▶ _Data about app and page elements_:
···
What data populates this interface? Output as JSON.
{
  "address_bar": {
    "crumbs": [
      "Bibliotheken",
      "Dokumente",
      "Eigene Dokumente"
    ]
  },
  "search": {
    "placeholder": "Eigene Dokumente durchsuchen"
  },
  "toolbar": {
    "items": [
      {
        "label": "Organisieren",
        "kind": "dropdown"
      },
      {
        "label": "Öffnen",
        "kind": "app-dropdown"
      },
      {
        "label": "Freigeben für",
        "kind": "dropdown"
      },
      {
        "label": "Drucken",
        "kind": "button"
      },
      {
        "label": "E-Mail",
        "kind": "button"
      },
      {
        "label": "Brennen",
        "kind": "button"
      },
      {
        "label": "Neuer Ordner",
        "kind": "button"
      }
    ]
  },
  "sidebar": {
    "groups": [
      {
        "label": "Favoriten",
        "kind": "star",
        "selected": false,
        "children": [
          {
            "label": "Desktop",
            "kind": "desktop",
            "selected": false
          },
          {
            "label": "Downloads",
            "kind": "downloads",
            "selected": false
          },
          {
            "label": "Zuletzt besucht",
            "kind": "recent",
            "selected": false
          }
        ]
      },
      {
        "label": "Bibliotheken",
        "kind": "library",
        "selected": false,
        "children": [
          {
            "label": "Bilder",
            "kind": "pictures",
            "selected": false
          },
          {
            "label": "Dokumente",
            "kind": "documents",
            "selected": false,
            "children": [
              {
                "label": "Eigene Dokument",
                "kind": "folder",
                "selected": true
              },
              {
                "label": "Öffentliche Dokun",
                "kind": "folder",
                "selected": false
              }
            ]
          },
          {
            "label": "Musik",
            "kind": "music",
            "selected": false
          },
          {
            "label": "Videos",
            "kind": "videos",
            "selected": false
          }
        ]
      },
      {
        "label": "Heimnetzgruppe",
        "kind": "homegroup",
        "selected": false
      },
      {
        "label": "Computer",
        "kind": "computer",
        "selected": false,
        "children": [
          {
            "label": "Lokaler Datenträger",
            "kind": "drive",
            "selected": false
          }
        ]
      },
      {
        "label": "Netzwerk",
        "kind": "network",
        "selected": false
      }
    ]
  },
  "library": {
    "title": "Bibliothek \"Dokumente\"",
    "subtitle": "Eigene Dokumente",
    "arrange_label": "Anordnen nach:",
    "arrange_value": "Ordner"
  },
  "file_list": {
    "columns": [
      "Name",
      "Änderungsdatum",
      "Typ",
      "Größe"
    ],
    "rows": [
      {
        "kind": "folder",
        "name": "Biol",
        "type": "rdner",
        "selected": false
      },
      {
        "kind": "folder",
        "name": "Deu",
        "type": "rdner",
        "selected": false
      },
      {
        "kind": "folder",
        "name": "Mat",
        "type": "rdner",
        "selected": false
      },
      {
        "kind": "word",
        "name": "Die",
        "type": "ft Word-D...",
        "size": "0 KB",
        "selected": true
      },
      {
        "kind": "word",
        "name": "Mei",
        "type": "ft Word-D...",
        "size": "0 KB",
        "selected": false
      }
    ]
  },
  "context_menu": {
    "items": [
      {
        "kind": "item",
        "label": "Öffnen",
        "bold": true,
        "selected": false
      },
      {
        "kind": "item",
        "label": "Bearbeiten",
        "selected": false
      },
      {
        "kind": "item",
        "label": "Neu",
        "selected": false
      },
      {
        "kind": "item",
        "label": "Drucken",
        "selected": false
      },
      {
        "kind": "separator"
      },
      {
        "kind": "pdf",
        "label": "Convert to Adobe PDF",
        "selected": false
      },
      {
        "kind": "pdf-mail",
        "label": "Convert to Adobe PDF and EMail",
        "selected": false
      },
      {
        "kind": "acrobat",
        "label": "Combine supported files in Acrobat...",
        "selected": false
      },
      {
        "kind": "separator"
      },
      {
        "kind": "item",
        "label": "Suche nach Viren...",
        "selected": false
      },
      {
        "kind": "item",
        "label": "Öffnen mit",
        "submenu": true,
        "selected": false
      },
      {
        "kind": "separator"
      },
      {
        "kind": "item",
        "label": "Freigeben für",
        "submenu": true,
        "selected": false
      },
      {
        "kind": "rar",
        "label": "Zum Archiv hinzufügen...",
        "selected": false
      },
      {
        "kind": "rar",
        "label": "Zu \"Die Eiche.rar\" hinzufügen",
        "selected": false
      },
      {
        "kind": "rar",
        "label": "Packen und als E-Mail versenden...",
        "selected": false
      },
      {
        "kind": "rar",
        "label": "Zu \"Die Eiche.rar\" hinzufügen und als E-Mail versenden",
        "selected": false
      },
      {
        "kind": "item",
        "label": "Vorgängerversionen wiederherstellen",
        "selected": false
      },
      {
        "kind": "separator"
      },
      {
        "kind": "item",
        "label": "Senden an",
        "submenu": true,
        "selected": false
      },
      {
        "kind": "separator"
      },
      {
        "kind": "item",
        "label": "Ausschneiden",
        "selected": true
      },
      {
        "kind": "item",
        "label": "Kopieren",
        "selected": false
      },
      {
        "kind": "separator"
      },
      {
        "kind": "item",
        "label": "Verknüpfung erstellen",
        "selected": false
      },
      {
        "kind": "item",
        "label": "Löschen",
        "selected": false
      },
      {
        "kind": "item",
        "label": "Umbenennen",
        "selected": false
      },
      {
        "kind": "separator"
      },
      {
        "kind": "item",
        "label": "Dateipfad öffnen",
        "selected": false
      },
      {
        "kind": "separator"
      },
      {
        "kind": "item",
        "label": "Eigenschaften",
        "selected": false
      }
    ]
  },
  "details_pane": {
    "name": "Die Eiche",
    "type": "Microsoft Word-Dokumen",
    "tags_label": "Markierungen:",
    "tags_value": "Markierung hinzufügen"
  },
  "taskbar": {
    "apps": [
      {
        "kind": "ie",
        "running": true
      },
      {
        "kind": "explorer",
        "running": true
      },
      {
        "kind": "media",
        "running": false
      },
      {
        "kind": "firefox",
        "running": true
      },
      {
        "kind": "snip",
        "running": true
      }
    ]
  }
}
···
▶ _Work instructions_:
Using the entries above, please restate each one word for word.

▶ _Reply to the task_:
What data populates this interface? Output as JSON.
{
  "address_bar": {
    "crumbs": [
      "Bibliotheken",
      "Dokumente",
      "Eigene Dokumente"
    ]
  },
  "search": {
    "placeholder": "Eigene Dokumente durchsuchen"
  },
  "toolbar": {
    "items": [
      {
        "label": "Organisieren",
        "kind": "dropdown"
      },
      {
        "label": "Öffnen",
        "kind": "app-dropdown"
      },
      {
        "label": "Freigeben für",
        "kind": "dropdown"
      },
      {
        "label": "Drucken",
        "kind": "button"
      },
      {
        "label": "E-Mail",
        "kind": "button"
      },
      {
        "label": "Brennen",
        "kind": "button"
      },
      {
        "label": "Neuer Ordner",
        "kind": "button"
      }
    ]
  },
  "sidebar": {
    "groups": [
      {
        "label": "Favoriten",
        "kind": "star",
        "selected": false,
        "children": [
          {
            "label": "Desktop",
            "kind": "desktop",
            "selected": false
          },
          {
            "label": "Downloads",
            "kind": "downloads",
            "selected": false
          },
          {
            "label": "Zuletzt besucht",
            "kind": "recent",
            "selected": false
          }
        ]
      },
      {
        "label": "Bibliotheken",
        "kind": "library",
        "selected": false,
        "children": [
          {
            "label": "Bilder",
            "kind": "pictures",
            "selected": false
          },
          {
            "label": "Dokumente",
            "kind": "documents",
            "selected": false,
            "children": [
              {
                "label": "Eigene Dokument",
                "kind": "folder",
                "selected": true
              },
              {
                "label": "Öffentliche Dokun",
                "kind": "folder",
                "selected": false
              }
            ]
          },
          {
            "label": "Musik",
            "kind": "music",
            "selected": false
          },
          {
            "label": "Videos",
            "kind": "videos",
            "selected": false
          }
        ]
      },
      {
        "label": "Heimnetzgruppe",
        "kind": "homegroup",
        "selected": false
      },
      {
        "label": "Computer",
        "kind": "computer",
        "selected": false,
        "children": [
          {
            "label": "Lokaler Datenträger",
            "kind": "drive",
            "selected": false
          }
        ]
      },
      {
        "label": "Netzwerk",
        "kind": "network",
        "selected": false
      }
    ]
  },
  "library": {
    "title": "Bibliothek \"Dokumente\"",
    "subtitle": "Eigene Dokumente",
    "arrange_label": "Anordnen nach:",
    "arrange_value": "Ordner"
  },
  "file_list": {
    "columns": [
      "Name",
      "Änderungsdatum",
      "Typ",
      "Größe"
    ],
    "rows": [
      {
        "kind": "folder",
        "name": "Biol",
        "type": "rdner",
        "selected": false
      },
      {
        "kind": "folder",
        "name": "Deu",
        "type": "rdner",
        "selected": false
      },
      {
        "kind": "folder",
        "name": "Mat",
        "type": "rdner",
        "selected": false
      },
      {
        "kind": "word",
        "name": "Die",
        "type": "ft Word-D...",
        "size": "0 KB",
        "selected": true
      },
      {
        "kind": "word",
        "name": "Mei",
        "type": "ft Word-D...",
        "size": "0 KB",
        "selected": false
      }
    ]
  },
  "context_menu": {
    "items": [
      {
        "kind": "item",
        "label": "Öffnen",
        "bold": true,
        "selected": false
      },
      {
        "kind": "item",
        "label": "Bearbeiten",
        "selected": false
      },
      {
        "kind": "item",
        "label": "Neu",
        "selected": false
      },
      {
        "kind": "item",
        "label": "Drucken",
        "selected": false
      },
      {
        "kind": "separator"
      },
      {
        "kind": "pdf",
        "label": "Convert to Adobe PDF",
        "selected": false
      },
      {
        "kind": "pdf-mail",
        "label": "Convert to Adobe PDF and EMail",
        "selected": false
      },
      {
        "kind": "acrobat",
        "label": "Combine supported files in Acrobat...",
        "selected": false
      },
      {
        "kind": "separator"
      },
      {
        "kind": "item",
        "label": "Suche nach Viren...",
        "selected": false
      },
      {
        "kind": "item",
        "label": "Öffnen mit",
        "submenu": true,
        "selected": false
      },
      {
        "kind": "separator"
      },
      {
        "kind": "item",
        "label": "Freigeben für",
        "submenu": true,
        "selected": false
      },
      {
        "kind": "rar",
        "label": "Zum Archiv hinzufügen...",
        "selected": false
      },
      {
        "kind": "rar",
        "label": "Zu \"Die Eiche.rar\" hinzufügen",
        "selected": false
      },
      {
        "kind": "rar",
        "label": "Packen und als E-Mail versenden...",
        "selected": false
      },
      {
        "kind": "rar",
        "label": "Zu \"Die Eiche.rar\" hinzufügen und als E-Mail versenden",
        "selected": false
      },
      {
        "kind": "item",
        "label": "Vorgängerversionen wiederherstellen",
        "selected": false
      },
      {
        "kind": "separator"
      },
      {
        "kind": "item",
        "label": "Senden an",
        "submenu": true,
        "selected": false
      },
      {
        "kind": "separator"
      },
      {
        "kind": "item",
        "label": "Ausschneiden",
        "selected": true
      },
      {
        "kind": "item",
        "label": "Kopieren",
        "selected": false
      },
      {
        "kind": "separator"
      },
      {
        "kind": "item",
        "label": "Verknüpfung erstellen",
        "selected": false
      },
      {
        "kind": "item",
        "label": "Löschen",
        "selected": false
      },
      {
        "kind": "item",
        "label": "Umbenennen",
        "selected": false
      },
      {
        "kind": "separator"
      },
      {
        "kind": "item",
        "label": "Dateipfad öffnen",
        "selected": false
      },
      {
        "kind": "separator"
      },
      {
        "kind": "item",
        "label": "Eigenschaften",
        "selected": false
      }
    ]
  },
  "details_pane": {
    "name": "Die Eiche",
    "type": "Microsoft Word-Dokumen",
    "tags_label": "Markierungen:",
    "tags_value": "Markierung hinzufügen"
  },
  "taskbar": {
    "apps": [
      {
        "kind": "ie",
        "running": true
      },
      {
        "kind": "explorer",
        "running": true
      },
      {
        "kind": "media",
        "running": false
      },
      {
        "kind": "firefox",
        "running": true
      },
      {
        "kind": "snip",
        "running": true
      }
    ]
  }
}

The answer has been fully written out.